Nearly 18 years after the fall of the Taliban in 2001, the armed group is still active across war-torn Afghanistan.
A gunman in an Afghan army uniform has opened fire on a group of US soldiers, killing at least two Americans, including a civilian, in Afghanistan’s capital, Kabul.
The shooting took place at 11am local time (06:30 GMT) on Wednesday while international troops visited a military base in Kabul, according to Dawlat Waziri, a spokesman for the Afghan Ministry of Defence.
NATO said in a statement later on Wednesday that “one US service member and one US civilian died as a result of wounds sustained in Kabul”.
The shooter was killed after an exchange of fire in the Rishkhor neighbourhood of Kabul, which houses an Afghan special forces training centre, according to NATO and Waziri.
The Americans were conducting duties as part of their mission to train, advise and assist Afghan forces when they came under attack, NATO said, adding that an investigation had been launched into the incident.
“Any time we lose a member of our team, it is deeply painful,” said General John Nicholson, the top US and NATO commander in Afghanistan.
“Our sympathies go out to the families, loved ones, and the units of those involved in this incident. To those who continue to target coalition forces … [we] will continue to pursue our mission to help our partners create a better Afghanistan.”
An American official said the shootout occurred at a military ammunition supply point near Camp Morehead, a base used for Afghan commando training.
So-called “green-on-blue” attacks – when Afghan soldiers or police turn their guns on international troops – have been a major problem during NATO’s long years fighting alongside Afghan forces.
Dozens of international soldiers and advisers have been killed in attacks by Afghan security forces on their allies.
Since 2008, the blog Long War Journal has registered 92 such attacks with at least 150 international soldiers killed and 187 wounded.
Such attacks are sometimes caused by cultural misunderstandings or personal clashes.

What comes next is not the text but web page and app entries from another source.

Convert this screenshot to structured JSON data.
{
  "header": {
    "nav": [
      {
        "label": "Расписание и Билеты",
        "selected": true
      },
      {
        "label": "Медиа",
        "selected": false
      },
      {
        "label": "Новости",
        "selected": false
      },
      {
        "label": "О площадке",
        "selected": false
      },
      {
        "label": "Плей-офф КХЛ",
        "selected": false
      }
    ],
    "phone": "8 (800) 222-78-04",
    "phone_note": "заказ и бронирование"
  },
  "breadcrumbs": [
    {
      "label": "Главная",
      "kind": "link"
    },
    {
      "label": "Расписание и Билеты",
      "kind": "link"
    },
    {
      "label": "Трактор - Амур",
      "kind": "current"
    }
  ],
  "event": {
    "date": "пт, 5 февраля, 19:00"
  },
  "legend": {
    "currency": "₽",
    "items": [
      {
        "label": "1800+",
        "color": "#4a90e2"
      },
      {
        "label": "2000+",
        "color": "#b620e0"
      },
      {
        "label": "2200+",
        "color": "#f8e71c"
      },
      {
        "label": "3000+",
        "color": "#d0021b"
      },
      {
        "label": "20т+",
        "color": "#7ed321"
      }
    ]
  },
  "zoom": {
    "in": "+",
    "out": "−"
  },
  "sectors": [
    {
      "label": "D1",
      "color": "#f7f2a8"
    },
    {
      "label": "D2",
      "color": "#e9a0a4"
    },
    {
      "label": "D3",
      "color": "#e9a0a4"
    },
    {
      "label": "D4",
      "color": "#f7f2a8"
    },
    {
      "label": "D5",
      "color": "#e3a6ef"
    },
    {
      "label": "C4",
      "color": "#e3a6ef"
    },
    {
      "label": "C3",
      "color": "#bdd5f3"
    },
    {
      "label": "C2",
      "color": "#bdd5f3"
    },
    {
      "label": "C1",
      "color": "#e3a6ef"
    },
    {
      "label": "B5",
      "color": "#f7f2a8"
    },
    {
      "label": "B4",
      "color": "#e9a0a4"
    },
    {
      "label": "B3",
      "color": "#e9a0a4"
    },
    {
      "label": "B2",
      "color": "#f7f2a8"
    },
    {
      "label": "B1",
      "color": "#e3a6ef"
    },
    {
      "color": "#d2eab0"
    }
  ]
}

Taliban fighters have also often managed to infiltrate the ranks of Afghan security forces to carry out so-called insider attacks in the past few months.